Blair: They’re particularly pessimistic.
Moore: Yeah, they’re particularly pessimistic. And I think that’s the only thing driving it because otherwise I mean this is a relatively crime free place. Pretty good economy although the jobs don’t pay enough.
Blair: The sun is shining.
Moore: The sun is shining it’s you know the usual paradise lines. But you know they they have addressed it superficially in part, but there’s not much they can do about it. But I do think that’s kind of the burning question that is driving this pessimism.
Blair: Ok last word to you Neal.
Milner: The issue that I think is important and it’s very difficult to talk about at least in policy terms is what this place is starting to look like as a city. I think that some of this dissatisfaction has to do with the sum of a lot of these issues that have been coming up – traffic for example, affordable housing and then more.
There’s not a policy that you can use to address it, but there isn’t that kind of vision. There isn’t the kind of education that goes on with mayors when they tend to talk, and Caldwell is very good at something to talking about infrastructure and so on, but this kind of broader vision of a city. Now I as I said understand that I’m not so sure how much votes that would get. But I don’t think we really have, what we as that kind of culture as a place, have a decent understanding of what we want this place to look like 20, 30 years from now and how it’s starting to look and talk about that.

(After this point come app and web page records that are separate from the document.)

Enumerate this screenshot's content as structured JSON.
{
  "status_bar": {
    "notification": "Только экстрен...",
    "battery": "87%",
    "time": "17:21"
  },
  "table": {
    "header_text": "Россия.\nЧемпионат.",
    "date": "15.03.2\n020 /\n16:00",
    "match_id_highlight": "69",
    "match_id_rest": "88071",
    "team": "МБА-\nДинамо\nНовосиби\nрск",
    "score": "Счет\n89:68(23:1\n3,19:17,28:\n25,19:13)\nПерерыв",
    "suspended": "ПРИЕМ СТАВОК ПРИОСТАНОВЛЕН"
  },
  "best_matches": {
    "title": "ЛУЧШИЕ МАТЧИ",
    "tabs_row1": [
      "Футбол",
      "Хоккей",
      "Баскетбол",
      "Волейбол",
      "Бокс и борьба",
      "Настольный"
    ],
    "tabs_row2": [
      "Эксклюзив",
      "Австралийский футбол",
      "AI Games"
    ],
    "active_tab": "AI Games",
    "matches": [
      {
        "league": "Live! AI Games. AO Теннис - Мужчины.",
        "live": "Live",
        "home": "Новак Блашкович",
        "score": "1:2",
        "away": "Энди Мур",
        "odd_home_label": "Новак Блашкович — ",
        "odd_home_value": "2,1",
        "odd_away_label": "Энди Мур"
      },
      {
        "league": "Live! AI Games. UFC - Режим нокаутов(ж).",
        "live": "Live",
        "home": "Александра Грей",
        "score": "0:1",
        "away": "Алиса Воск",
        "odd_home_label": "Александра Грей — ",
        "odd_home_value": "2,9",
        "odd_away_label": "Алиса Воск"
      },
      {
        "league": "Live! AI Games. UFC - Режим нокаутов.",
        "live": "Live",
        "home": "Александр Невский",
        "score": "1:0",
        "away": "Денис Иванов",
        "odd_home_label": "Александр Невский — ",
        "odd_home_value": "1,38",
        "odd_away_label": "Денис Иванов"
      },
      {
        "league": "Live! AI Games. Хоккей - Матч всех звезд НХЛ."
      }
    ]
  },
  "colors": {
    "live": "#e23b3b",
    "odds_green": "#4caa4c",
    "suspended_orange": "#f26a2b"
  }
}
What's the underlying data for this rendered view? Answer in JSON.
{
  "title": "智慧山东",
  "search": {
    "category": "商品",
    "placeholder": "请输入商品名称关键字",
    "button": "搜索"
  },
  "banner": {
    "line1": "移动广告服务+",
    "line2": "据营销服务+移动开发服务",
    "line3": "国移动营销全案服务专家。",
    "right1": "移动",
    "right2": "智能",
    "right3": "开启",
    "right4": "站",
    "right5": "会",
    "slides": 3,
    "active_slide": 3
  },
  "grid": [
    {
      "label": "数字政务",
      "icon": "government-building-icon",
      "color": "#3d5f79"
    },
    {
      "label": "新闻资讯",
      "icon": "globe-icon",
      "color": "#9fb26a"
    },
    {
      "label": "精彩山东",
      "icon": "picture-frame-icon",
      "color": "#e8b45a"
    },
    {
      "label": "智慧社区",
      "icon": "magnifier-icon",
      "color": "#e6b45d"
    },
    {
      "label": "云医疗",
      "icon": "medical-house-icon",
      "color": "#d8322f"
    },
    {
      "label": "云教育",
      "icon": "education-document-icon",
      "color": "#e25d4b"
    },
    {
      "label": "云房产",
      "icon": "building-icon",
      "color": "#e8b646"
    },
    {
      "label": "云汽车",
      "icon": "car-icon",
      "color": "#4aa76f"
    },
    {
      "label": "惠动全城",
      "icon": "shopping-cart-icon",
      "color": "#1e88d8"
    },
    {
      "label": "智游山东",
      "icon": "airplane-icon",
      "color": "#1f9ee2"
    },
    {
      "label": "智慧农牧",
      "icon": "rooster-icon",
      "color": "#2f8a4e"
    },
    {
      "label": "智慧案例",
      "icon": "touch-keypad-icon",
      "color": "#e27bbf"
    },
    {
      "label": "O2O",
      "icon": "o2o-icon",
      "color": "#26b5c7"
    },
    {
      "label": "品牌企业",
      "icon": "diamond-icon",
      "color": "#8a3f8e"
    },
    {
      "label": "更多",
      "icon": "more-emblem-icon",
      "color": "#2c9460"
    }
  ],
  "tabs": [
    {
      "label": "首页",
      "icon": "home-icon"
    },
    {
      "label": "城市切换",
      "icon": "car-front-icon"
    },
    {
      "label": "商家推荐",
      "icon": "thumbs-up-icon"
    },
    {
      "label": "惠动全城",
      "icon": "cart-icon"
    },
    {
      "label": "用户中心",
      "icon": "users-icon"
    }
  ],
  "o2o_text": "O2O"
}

Blair: Yeah no inspirational aspirational pitch
Milner: No there here isn’t. Not even educational right.
Blair: Ok well we have fodder for many more things to talk about after the primary is over.
Neil Milner thank you as always.
Milner: You’re welcome.
Blair: And Colin Moore.
Moore: Thank you.
Blair: Chad Blair for Honolulu Civil Beat and the Pod Squad, take care and aloha.